Business Leaders Voice Their Concerns and Responses to the Economy

February 2, 2009 Blog

Fifty U.S. business leaders, representative of Fortune 500 companies and both small business, shared their perceptions and reactions to today’s challenging business environment at Transform Inc.’s September 2008 Enneagram Leadership Conference in Alexandria, VA. Mary Anne Wampler facilitated the session which took place on the third and final day of a Enneagram Leadership Conference when attendees had established rapport and comfort level with one another.
By day two, Mary Anne said, “It is as obvious as an elephant in the room,” And while no one was coming out and saying “this is the toughest time I’ve had as a leader,” it was evident that everyone had something on their mind. It was nothing short of a huge sigh of relief when leaders were given the opportunity to discuss their feelings about today’s business environment. This article offers a summarization of those comments – with the hope that other business professionals will find both solace and renewed optimism from the shared perspectives.

Transform: What are the specific business challenges as a leader you are facing?

– What used to work isn’t working now. We are having to evaluate what we are doing and make decisions on how to do more with less resources, time, effort.

– The sales environment is tougher. We have to be better at sales. We have to work harder and be more focused on the highest pay-off activities. We need more skills. The sales people who were successful when the economy was good are now struggling and even the very best sales people are struggling or working twice as hard to get less of what they got before.

– My clients are not as confident. They are reluctant to invest. I have to work much harder to instill confidence in the buyers. The sales cycle is also longer and requires more hand-holding, listening, reworking of quotes to fit tighter budgets. Price is a major factor.

– Traditional offerings and services of the past aren’t enough. I need to be very creative in meeting my clients’ needs and budget.

– Keeping morale up is a full-time job. Sales professionals are impacted by external factors – news, friends being laid off or downsized. Leading others and instilling confidence in employees takes more effort.

– When working under stressful conditions, the ego operates on automatic and little things can have a big impact on others.

– There is the need to constantly reevaluate our internal organization in order to respond to the marketplace and customers. The demands made of our employees need to be centered and focused – not reactive and impatient.

– Balancing long-term and short-term focus is difficult when you don’t know what is going to happen externally from one day-to-day to the next.

– Constant change is the reality. Learning to manage change in one’s self, in one’s employees and the business forces is crucial.

Transform: Given your current reality, what opportunities does this situation offer for you, as a leader, your organization and your employees?

– With things a little slower, you can take time to improve processes and retool employees to become more adaptable and responsive to change.

– You can take time to develop and grow one’s self – to work on leadership skills and hone sales skills.

– It’s important to focus on where the opportunities are as opposed to what’s not happening.

– You have to be laser-focused on where time and resources are being spent – both personally and with all your staff.

– We’re being forced to think outside the box – to think differently and more creatively on how to keep and sustain relationships.
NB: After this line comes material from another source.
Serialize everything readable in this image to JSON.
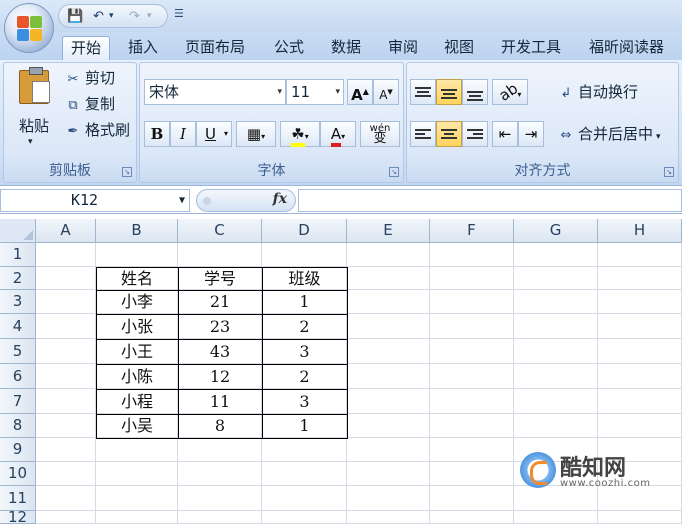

We’re learning what services and products to offer and how to stay in front of buyers.

– Now is the time to build collaborative relationships – to look for partnerships with other companies to offer more efficient services and offerings.

When reflecting on these comments, Mary Anne and I were struck by a few things that perhaps run counter intuitive to what we are hearing from the news, media and fear-based leaders. First, leaders who are truly leading during this tough time are fully committed to the continued growth and development of their employees and themselves. Now is not the time to abandon developmental training. Rather, it is the time to invest in your people. Second, now is the opportunity to rethink ‘how’ you are doing business – a ‘housecleaning’ if you will. Take stock of how you are delivering services to customers and, of that, what is most efficient and productive. Third, heightened your attention and focus on customer relationships. It is a crucial component to riding out these challenging times. Build stronger, more collaborative relationships with your customers. Spend time with them. Learn what’s going on in their business and how you can add value to what they offer. Ensure that every encounter they have with your company is exactly the experience you want them to have. Lastly, successful leaders are those who are taking care of themselves physically, mentally, emotionally and even, spiritually. Pay attention to the impact you are having on your their employees and be intentional regarding the impact you want to have. Work diligently to keep their teams focused on the opportunities and priorities that exist.